In August 2020, commodities had their best monthly performance since April 2016 and second-best monthly performance in the past decade (based on the Bloomberg Commodity Total Return Index). Each major segment of commodities contributed positively to the strong performance, led by Energy (+11.2%). Natural gas was the best performer in that segment, with a 47.6% gain.
Following the reopening of the US Government after its shutdown, the market has been operating without data from both the US Department of Agriculture and speculative positioning data from the Commodity Futures Trading Commission (CFTC). Next report by Wisdom Tree covers a period of three months about commodity markets.
By David F. Lafferty (Natixis) | Over the last few months, we have written, spoken, and tweeted incessantly about the coming headwinds to both the global economy and the capital markets.
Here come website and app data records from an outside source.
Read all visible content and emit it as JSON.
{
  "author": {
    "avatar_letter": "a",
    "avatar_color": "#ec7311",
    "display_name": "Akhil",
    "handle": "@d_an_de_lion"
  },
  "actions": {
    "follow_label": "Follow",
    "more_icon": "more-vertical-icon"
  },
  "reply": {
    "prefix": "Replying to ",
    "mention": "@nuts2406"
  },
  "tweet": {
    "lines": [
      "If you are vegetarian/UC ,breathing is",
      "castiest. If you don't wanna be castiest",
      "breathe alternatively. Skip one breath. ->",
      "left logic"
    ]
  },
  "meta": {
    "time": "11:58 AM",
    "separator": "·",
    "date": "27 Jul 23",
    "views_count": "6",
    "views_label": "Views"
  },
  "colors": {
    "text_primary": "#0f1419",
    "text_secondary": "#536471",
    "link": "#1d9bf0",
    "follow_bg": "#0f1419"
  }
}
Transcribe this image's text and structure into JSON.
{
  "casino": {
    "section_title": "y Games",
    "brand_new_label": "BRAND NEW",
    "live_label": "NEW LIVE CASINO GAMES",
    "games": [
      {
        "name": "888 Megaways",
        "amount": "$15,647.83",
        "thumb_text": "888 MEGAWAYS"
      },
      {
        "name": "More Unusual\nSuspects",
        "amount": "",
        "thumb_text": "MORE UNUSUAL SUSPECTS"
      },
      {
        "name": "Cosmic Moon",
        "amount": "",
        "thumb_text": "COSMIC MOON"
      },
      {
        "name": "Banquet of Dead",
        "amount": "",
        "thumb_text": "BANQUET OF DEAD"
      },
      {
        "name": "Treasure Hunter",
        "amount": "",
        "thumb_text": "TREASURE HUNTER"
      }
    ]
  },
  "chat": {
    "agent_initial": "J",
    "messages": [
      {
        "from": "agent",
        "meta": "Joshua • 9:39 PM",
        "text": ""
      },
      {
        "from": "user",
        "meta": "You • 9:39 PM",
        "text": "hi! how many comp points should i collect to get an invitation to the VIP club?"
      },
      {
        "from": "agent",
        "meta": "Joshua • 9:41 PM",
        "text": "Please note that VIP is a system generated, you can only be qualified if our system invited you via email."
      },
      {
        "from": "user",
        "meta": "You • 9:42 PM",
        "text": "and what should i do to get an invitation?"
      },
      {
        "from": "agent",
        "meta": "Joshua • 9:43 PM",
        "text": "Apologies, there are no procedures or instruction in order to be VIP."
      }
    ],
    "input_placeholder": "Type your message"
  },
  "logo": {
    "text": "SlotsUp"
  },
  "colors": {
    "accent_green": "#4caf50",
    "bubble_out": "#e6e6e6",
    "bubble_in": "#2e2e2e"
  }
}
In July we noted that despite the current macroeconomic momentum, there are many factors that are likely to hamper growth by the time we get to late 2019 or 2020. These include tighter monetary policy that will actually begin to pinch growth, fading tax-cut and fiscal stimulus (especially if the Democrats take the US House of Representatives in the midterm elections), continued trade and export headwinds, a Brexit supply-shock to the UK and EU, and so on.
The reflation trade that boosted a rally in global stockmarkets after Donald Trump’s victory has been put to the test in recent weeks with the inflation data failing to deliver the sought-after hard facts. However, commodities as an asset class have for some time been somewhat isolated from the reflation debate
Julius Baer Research | The past years’ least loved commodity has made a silent comeback. Coal prices are up more than 30% from the earlier year lows. Northwest European coal import prices, the leading benchmark, trade above USD 55 per tonne. The comeback is in part related to the oil and natural gas price rally.
The slowdown in oil prices affects all producer countries, both emerging and developed, whether Brazil, Mexico, Norway or the United States. The difference with the 90s is that EM are now much more solid.
MADRID | July 23, 2015 | By Francisco López | Until just over one year ago, funds with high exposure to emerging economies were the start product. Now the trend has reversed. Investors are rolling back their positions due to the vulnerabilities that present many countries due after the fall in commodities prices, China’s economy slowdown and expectations of US Fed rates hike.
The Corner | May 19, 2015 | Copper prices were back above $6,300/t in April for the first time in 2015. Since this commodity is used in so many industries, it is crucial to know if this move will be sustained and send a positive signal to global manufacturers or it is only driven by a speculative market.
By Sreekala Kochugovindan, Anando Maitra (Barclays) | History highlights the importance of the business cycle in determining the effect of rising rates on asset returns, a topic we discussed in depth in Scenarios for a shifting bond landscape. We examined US data since 1925 and selected episodes where US Treasuries sold off by more than 5% in one year. The results were pretty mixed, with equity returns ranging between plus and minus 50% and providing no consistent pattern.
MADRID | By Francisco López | The ECB’s measures since June have been oriented to fight the ghost of deflation, increasing the Eurozone’s economic activity and, in an indirect manner, managing the euro’s depreciation. For the moment Mr Draghi has failed in the first two goals, although he has succeeded in the third one. The euro is plummeting –which is good news.